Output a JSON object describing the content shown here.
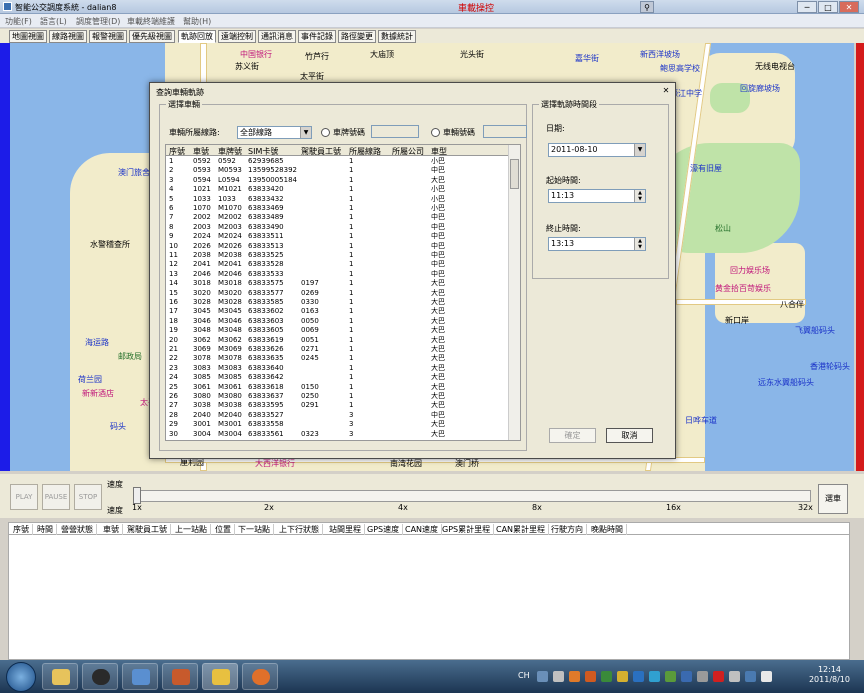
{
  "window": {
    "title": "智能公交調度系統 - dalian8",
    "title_link": "車載操控"
  },
  "menu": [
    "功能(F)",
    "語言(L)",
    "調度管理(D)",
    "車載終端維護",
    "幫助(H)"
  ],
  "tabs": [
    "地圖視圖",
    "線路視圖",
    "報警視圖",
    "優先級視圖",
    "軌跡回放",
    "遠端控制",
    "通訊消息",
    "事件記錄",
    "路徑變更",
    "數據統計"
  ],
  "active_tab": "軌跡回放",
  "map_labels": {
    "blue": [
      "新西洋坡场",
      "鲍思高学校",
      "濠江中学",
      "回旋廊坡场",
      "无线电视台",
      "嘉华街",
      "濠有旧屋",
      "日凭花园",
      "回力娱乐场",
      "黄金拾百苛娱乐",
      "飞翼船码头",
      "新口岸",
      "香港轮码头",
      "远东水翼船码头",
      "日哗车道",
      "澳门旅舍",
      "水警稽查所",
      "海运路",
      "邮政局",
      "荷兰园",
      "新新酒店",
      "码头",
      "厘利园"
    ],
    "pink": [
      "航海码头",
      "太平行银行",
      "大西洋银行",
      "中国银行"
    ],
    "black": [
      "龙花园",
      "苏义街",
      "太平街",
      "大庙顶",
      "八合伴",
      "光头街",
      "竹芦行",
      "大南行",
      "中山",
      "荔枝园",
      "海港花园",
      "南湾花园"
    ],
    "green": [
      "松山",
      "澳门桥"
    ]
  },
  "dialog": {
    "title": "查詢車輛軌跡",
    "vehicle_group": {
      "label": "選擇車輛",
      "route_label": "車輛所屬線路:",
      "route_value": "全部線路",
      "plate_radio": "車牌號碼",
      "vehicle_radio": "車輛號碼",
      "columns": [
        "序號",
        "車號",
        "車牌號",
        "SIM卡號",
        "駕駛員工號",
        "所屬線路",
        "所屬公司",
        "車型"
      ],
      "rows": [
        [
          "1",
          "0592",
          "0592",
          "62939685",
          "",
          "1",
          "",
          "小巴"
        ],
        [
          "2",
          "0593",
          "M0593",
          "13599528392",
          "",
          "1",
          "",
          "中巴"
        ],
        [
          "3",
          "0594",
          "L0594",
          "13950005184",
          "",
          "1",
          "",
          "大巴"
        ],
        [
          "4",
          "1021",
          "M1021",
          "63833420",
          "",
          "1",
          "",
          "小巴"
        ],
        [
          "5",
          "1033",
          "1033",
          "63833432",
          "",
          "1",
          "",
          "小巴"
        ],
        [
          "6",
          "1070",
          "M1070",
          "63833469",
          "",
          "1",
          "",
          "小巴"
        ],
        [
          "7",
          "2002",
          "M2002",
          "63833489",
          "",
          "1",
          "",
          "中巴"
        ],
        [
          "8",
          "2003",
          "M2003",
          "63833490",
          "",
          "1",
          "",
          "中巴"
        ],
        [
          "9",
          "2024",
          "M2024",
          "63833511",
          "",
          "1",
          "",
          "中巴"
        ],
        [
          "10",
          "2026",
          "M2026",
          "63833513",
          "",
          "1",
          "",
          "中巴"
        ],
        [
          "11",
          "2038",
          "M2038",
          "63833525",
          "",
          "1",
          "",
          "中巴"
        ],
        [
          "12",
          "2041",
          "M2041",
          "63833528",
          "",
          "1",
          "",
          "中巴"
        ],
        [
          "13",
          "2046",
          "M2046",
          "63833533",
          "",
          "1",
          "",
          "中巴"
        ],
        [
          "14",
          "3018",
          "M3018",
          "63833575",
          "0197",
          "1",
          "",
          "大巴"
        ],
        [
          "15",
          "3020",
          "M3020",
          "63833577",
          "0269",
          "1",
          "",
          "大巴"
        ],
        [
          "16",
          "3028",
          "M3028",
          "63833585",
          "0330",
          "1",
          "",
          "大巴"
        ],
        [
          "17",
          "3045",
          "M3045",
          "63833602",
          "0163",
          "1",
          "",
          "大巴"
        ],
        [
          "18",
          "3046",
          "M3046",
          "63833603",
          "0050",
          "1",
          "",
          "大巴"
        ],
        [
          "19",
          "3048",
          "M3048",
          "63833605",
          "0069",
          "1",
          "",
          "大巴"
        ],
        [
          "20",
          "3062",
          "M3062",
          "63833619",
          "0051",
          "1",
          "",
          "大巴"
        ],
        [
          "21",
          "3069",
          "M3069",
          "63833626",
          "0271",
          "1",
          "",
          "大巴"
        ],
        [
          "22",
          "3078",
          "M3078",
          "63833635",
          "0245",
          "1",
          "",
          "大巴"
        ],
        [
          "23",
          "3083",
          "M3083",
          "63833640",
          "",
          "1",
          "",
          "大巴"
        ],
        [
          "24",
          "3085",
          "M3085",
          "63833642",
          "",
          "1",
          "",
          "大巴"
        ],
        [
          "25",
          "3061",
          "M3061",
          "63833618",
          "0150",
          "1",
          "",
          "大巴"
        ],
        [
          "26",
          "3080",
          "M3080",
          "63833637",
          "0250",
          "1",
          "",
          "大巴"
        ],
        [
          "27",
          "3038",
          "M3038",
          "63833595",
          "0291",
          "1",
          "",
          "大巴"
        ],
        [
          "28",
          "2040",
          "M2040",
          "63833527",
          "",
          "3",
          "",
          "中巴"
        ],
        [
          "29",
          "3001",
          "M3001",
          "63833558",
          "",
          "3",
          "",
          "大巴"
        ],
        [
          "30",
          "3004",
          "M3004",
          "63833561",
          "0323",
          "3",
          "",
          "大巴"
        ]
      ]
    },
    "time_group": {
      "label": "選擇軌跡時間段",
      "date_label": "日期:",
      "date_value": "2011-08-10",
      "start_label": "起始時間:",
      "start_value": "11:13",
      "end_label": "終止時間:",
      "end_value": "13:13"
    },
    "ok_label": "確定",
    "cancel_label": "取消"
  },
  "playback": {
    "play": "PLAY",
    "pause": "PAUSE",
    "stop": "STOP",
    "speed_label": "速度",
    "ticks": [
      "1x",
      "2x",
      "4x",
      "8x",
      "16x",
      "32x"
    ],
    "select_vehicle": "選車"
  },
  "grid_columns": [
    "序號",
    "時間",
    "營營狀態",
    "車號",
    "駕駛員工號",
    "上一站點",
    "位置",
    "下一站點",
    "上下行狀態",
    "站間里程",
    "GPS速度",
    "CAN速度",
    "GPS累計里程",
    "CAN累計里程",
    "行駛方向",
    "晚點時間"
  ],
  "taskbar": {
    "lang": "CH",
    "time": "12:14",
    "date": "2011/8/10"
  },
  "colors": {
    "map_water": "#8ab6e8",
    "map_land": "#f2eccb",
    "map_park": "#bfe3a8",
    "left_strip": "#1c1ce8",
    "right_strip": "#d41a1a",
    "title_red": "#d00000"
  }
}
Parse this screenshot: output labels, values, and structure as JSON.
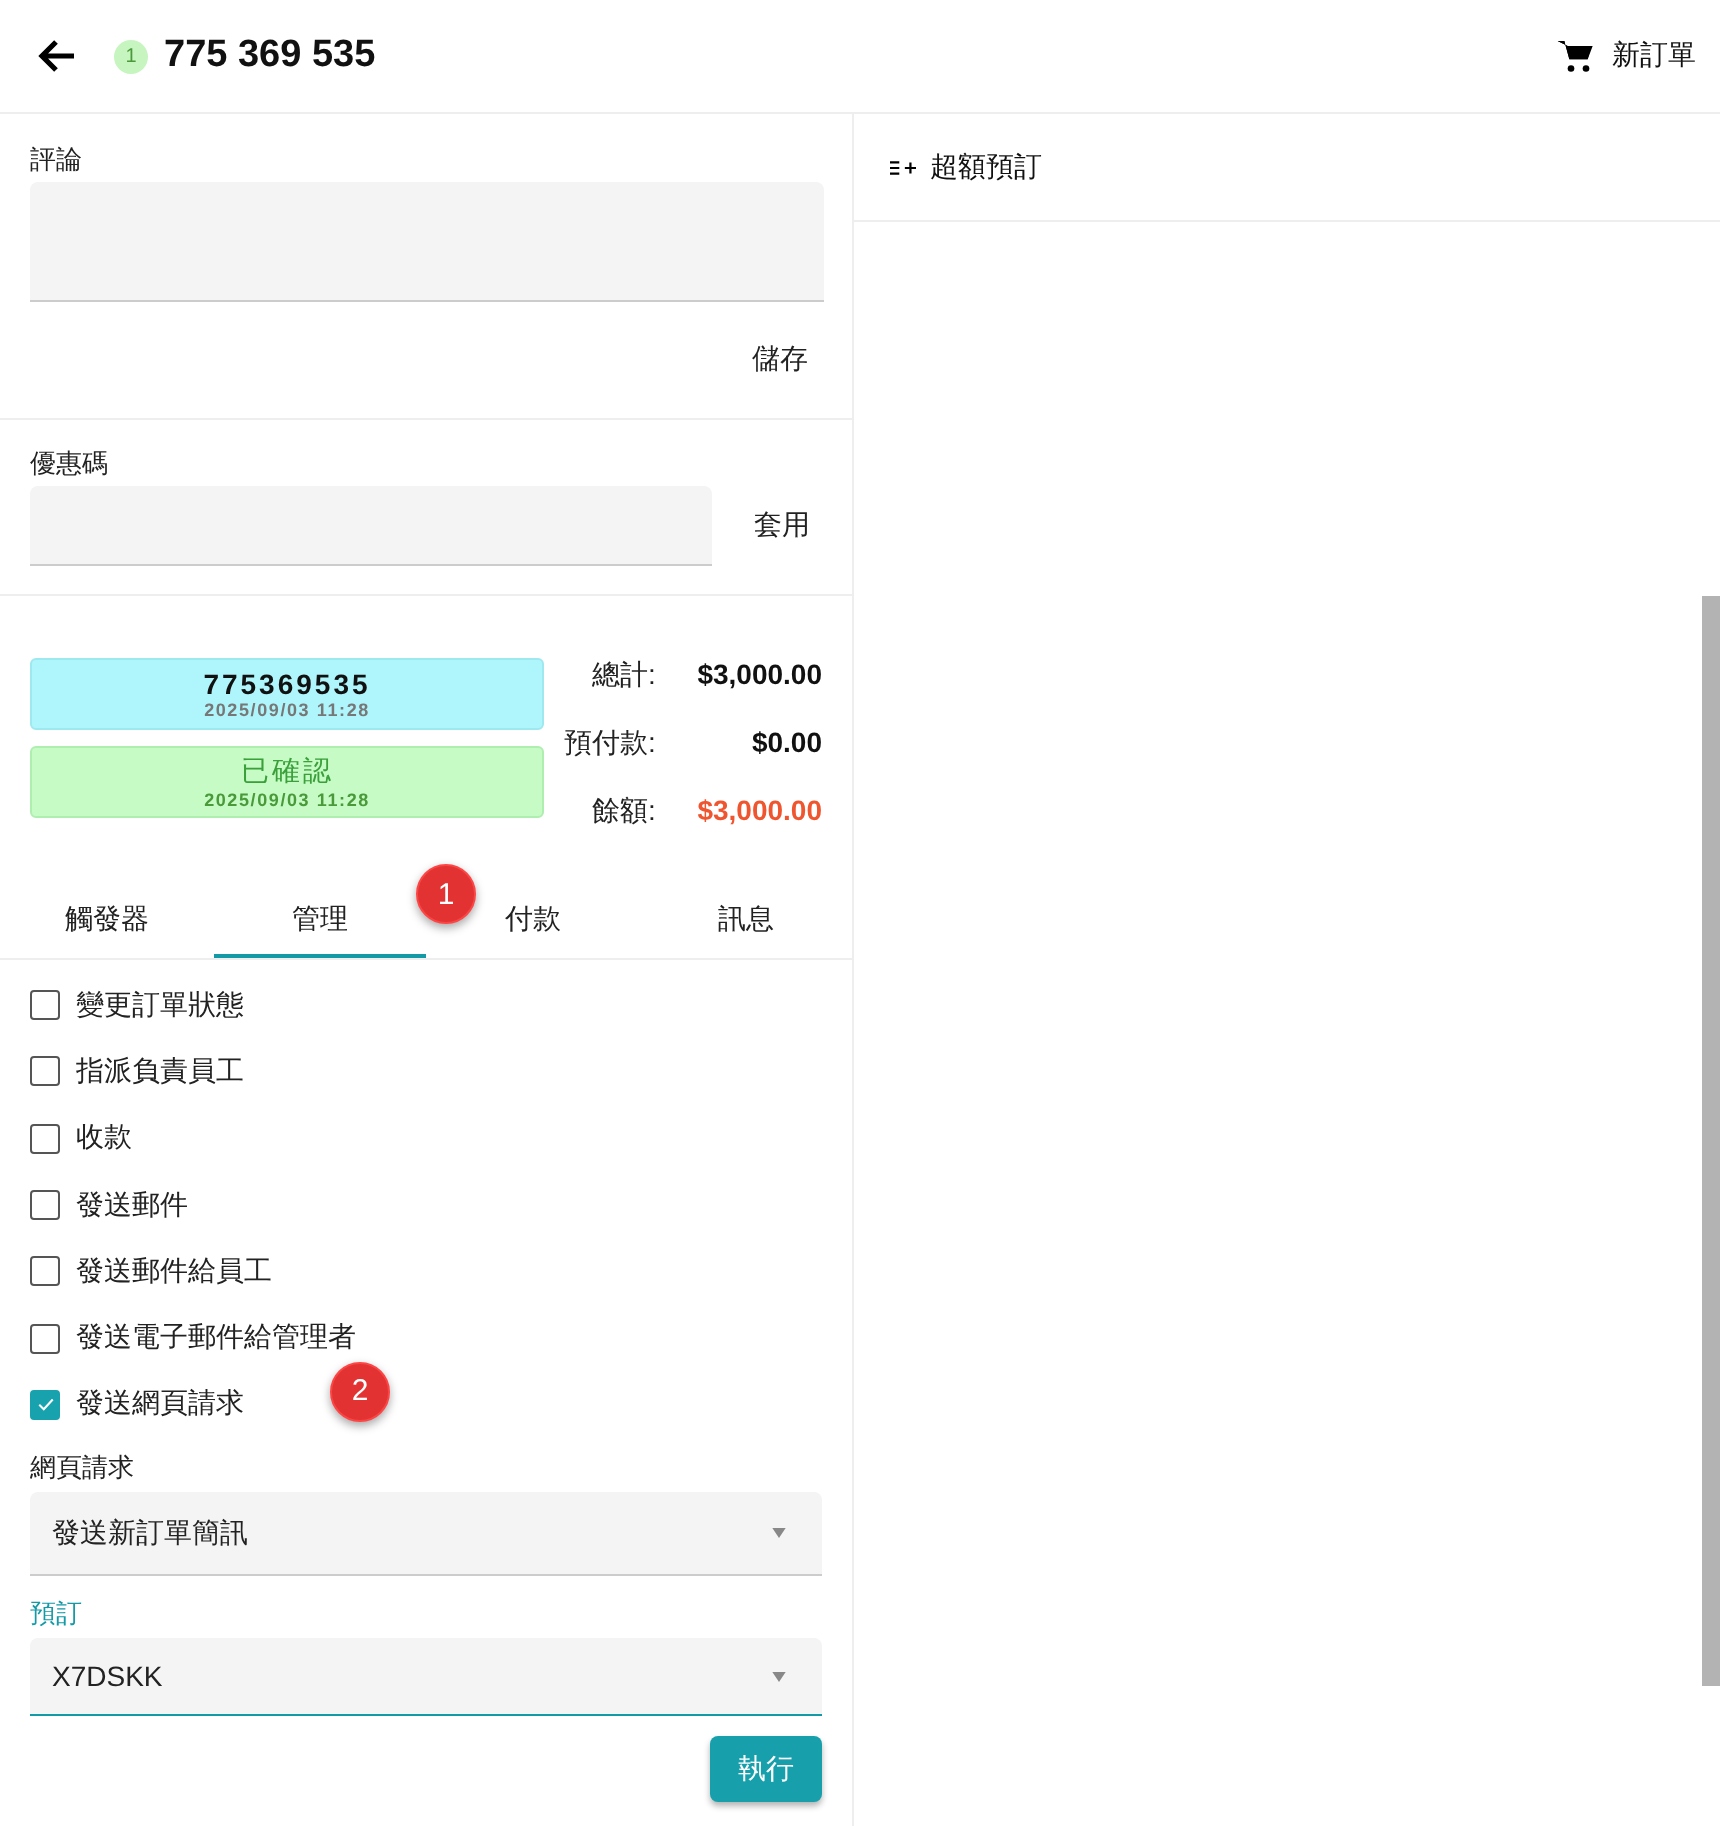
{
  "header": {
    "badge": "1",
    "title": "775 369 535",
    "new_order": "新訂單"
  },
  "comment": {
    "label": "評論",
    "save": "儲存"
  },
  "coupon": {
    "label": "優惠碼",
    "apply": "套用"
  },
  "order_cards": [
    {
      "kind": "number",
      "title": "775369535",
      "time": "2025/09/03 11:28"
    },
    {
      "kind": "status",
      "title": "已確認",
      "time": "2025/09/03 11:28"
    }
  ],
  "totals": [
    {
      "label": "總計:",
      "value": "$3,000.00",
      "kind": "normal"
    },
    {
      "label": "預付款:",
      "value": "$0.00",
      "kind": "normal"
    },
    {
      "label": "餘額:",
      "value": "$3,000.00",
      "kind": "due"
    }
  ],
  "tabs": [
    {
      "label": "觸發器",
      "selected": false
    },
    {
      "label": "管理",
      "selected": true
    },
    {
      "label": "付款",
      "selected": false
    },
    {
      "label": "訊息",
      "selected": false
    }
  ],
  "actions": [
    {
      "label": "變更訂單狀態",
      "checked": false
    },
    {
      "label": "指派負責員工",
      "checked": false
    },
    {
      "label": "收款",
      "checked": false
    },
    {
      "label": "發送郵件",
      "checked": false
    },
    {
      "label": "發送郵件給員工",
      "checked": false
    },
    {
      "label": "發送電子郵件給管理者",
      "checked": false
    },
    {
      "label": "發送網頁請求",
      "checked": true
    }
  ],
  "selects": [
    {
      "label": "網頁請求",
      "value": "發送新訂單簡訊",
      "focused": false
    },
    {
      "label": "預訂",
      "value": "X7DSKK",
      "focused": true
    }
  ],
  "run": "執行",
  "overbooking": "超額預訂",
  "annotations": [
    "1",
    "2"
  ]
}
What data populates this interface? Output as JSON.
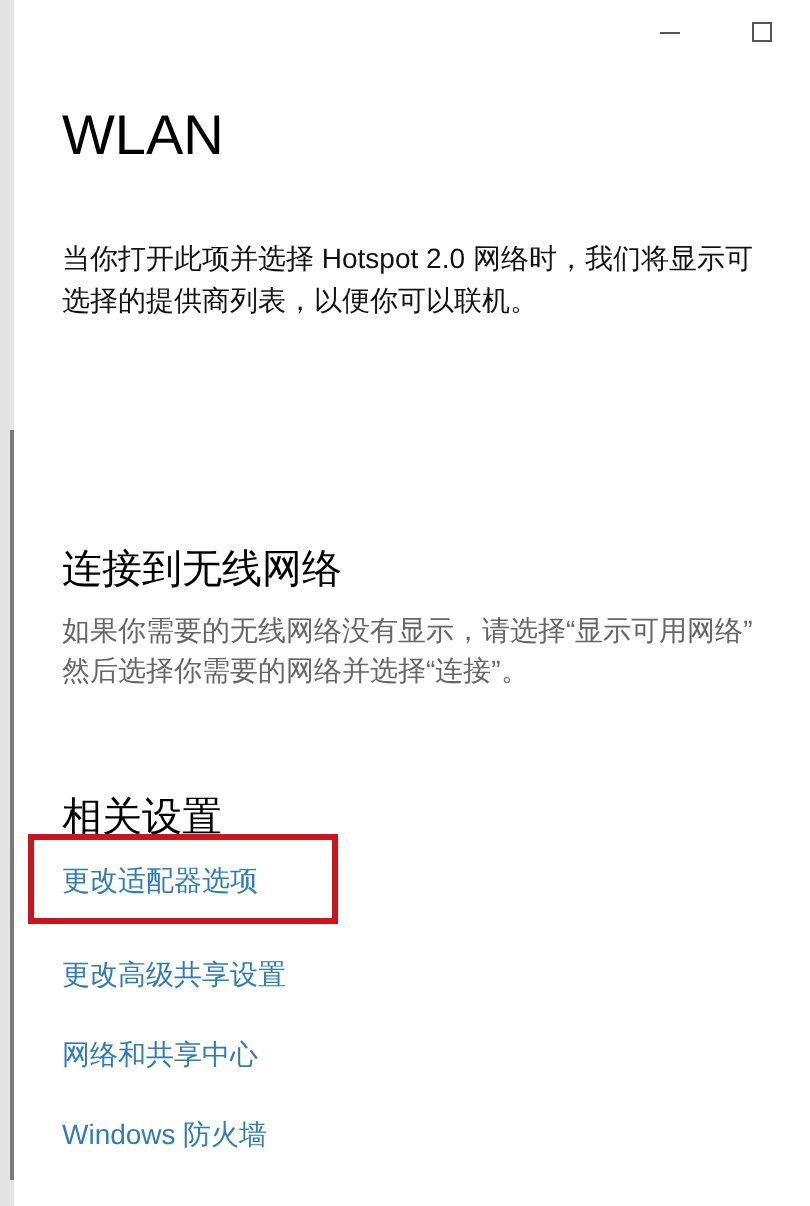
{
  "window": {
    "title": "WLAN"
  },
  "hotspot_description": [
    "当你打开此项并选择 Hotspot 2.0 网络时，我们将显示可",
    "选择的提供商列表，以便你可以联机。"
  ],
  "connect_section": {
    "heading": "连接到无线网络",
    "description": [
      "如果你需要的无线网络没有显示，请选择“显示可用网络”",
      "然后选择你需要的网络并选择“连接”。"
    ]
  },
  "related_settings": {
    "heading": "相关设置",
    "links": [
      {
        "label": "更改适配器选项",
        "highlighted": true
      },
      {
        "label": "更改高级共享设置",
        "highlighted": false
      },
      {
        "label": "网络和共享中心",
        "highlighted": false
      },
      {
        "label": "Windows 防火墙",
        "highlighted": false
      }
    ]
  }
}
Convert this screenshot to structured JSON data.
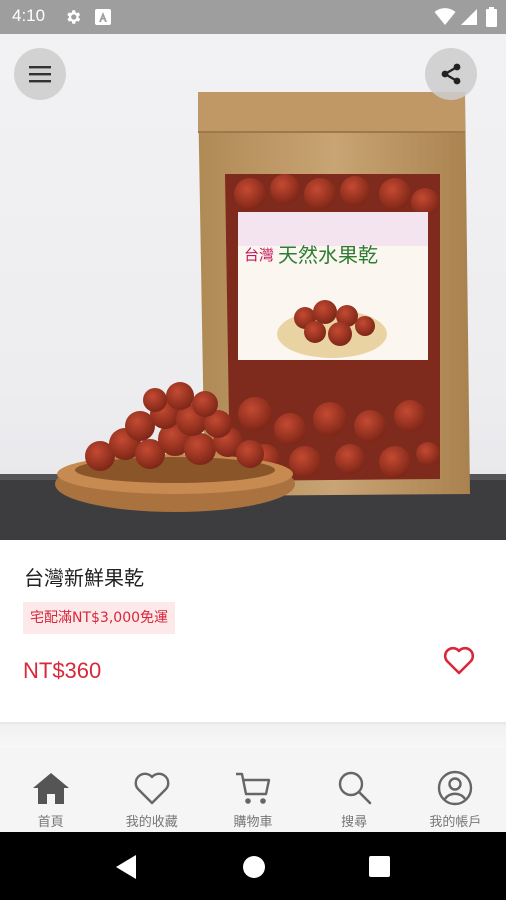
{
  "status_bar": {
    "time": "4:10",
    "icons": [
      "gear-icon",
      "a-box-icon",
      "wifi-icon",
      "signal-icon",
      "battery-icon"
    ]
  },
  "hero": {
    "package_text": {
      "brand": "台灣",
      "product": "天然水果乾"
    }
  },
  "product": {
    "name": "台灣新鮮果乾",
    "promo": "宅配滿NT$3,000免運",
    "price": "NT$360"
  },
  "bottom_nav": {
    "items": [
      {
        "label": "首頁",
        "icon": "home-icon",
        "active": true
      },
      {
        "label": "我的收藏",
        "icon": "heart-icon",
        "active": false
      },
      {
        "label": "購物車",
        "icon": "cart-icon",
        "active": false
      },
      {
        "label": "搜尋",
        "icon": "search-icon",
        "active": false
      },
      {
        "label": "我的帳戶",
        "icon": "account-icon",
        "active": false
      }
    ]
  },
  "colors": {
    "accent_red": "#d8283a",
    "promo_bg": "#fde8ea",
    "nav_active": "#555555",
    "nav_inactive": "#777777"
  }
}
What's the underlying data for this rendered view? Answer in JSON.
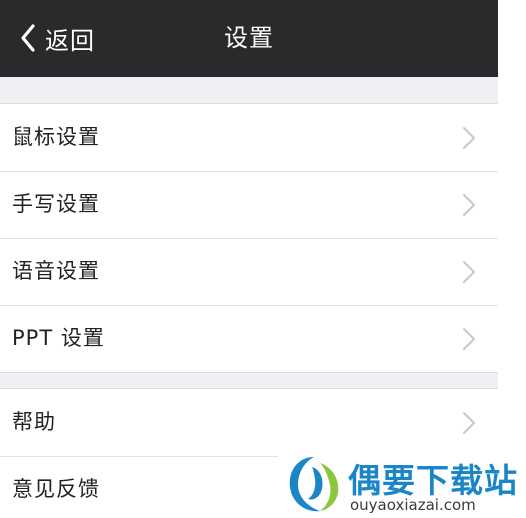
{
  "nav": {
    "back_label": "返回",
    "title": "设置"
  },
  "settings": {
    "group1": [
      {
        "label": "鼠标设置",
        "icon": "chevron-right-icon"
      },
      {
        "label": "手写设置",
        "icon": "chevron-right-icon"
      },
      {
        "label": "语音设置",
        "icon": "chevron-right-icon"
      },
      {
        "label": "PPT 设置",
        "icon": "chevron-right-icon"
      }
    ],
    "group2": [
      {
        "label": "帮助",
        "icon": "chevron-right-icon"
      },
      {
        "label": "意见反馈",
        "icon": "chevron-right-icon"
      }
    ]
  },
  "watermark": {
    "title": "偶要下载站",
    "url": "ouyaoxiazai.com"
  },
  "colors": {
    "nav_background": "#2a2a2c",
    "page_background": "#efeff4",
    "row_background": "#ffffff",
    "chevron": "#c7c7cc",
    "watermark_blue": "#1a86c8",
    "watermark_green": "#8cc63f"
  }
}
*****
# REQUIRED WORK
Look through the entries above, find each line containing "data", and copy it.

# RESULT FOR THIS EXERCISE
What data populates this interface? Output as JSON.
Convert this screenshot to structured JSON data.
What's the underlying data for this rendered view? Answer in JSON.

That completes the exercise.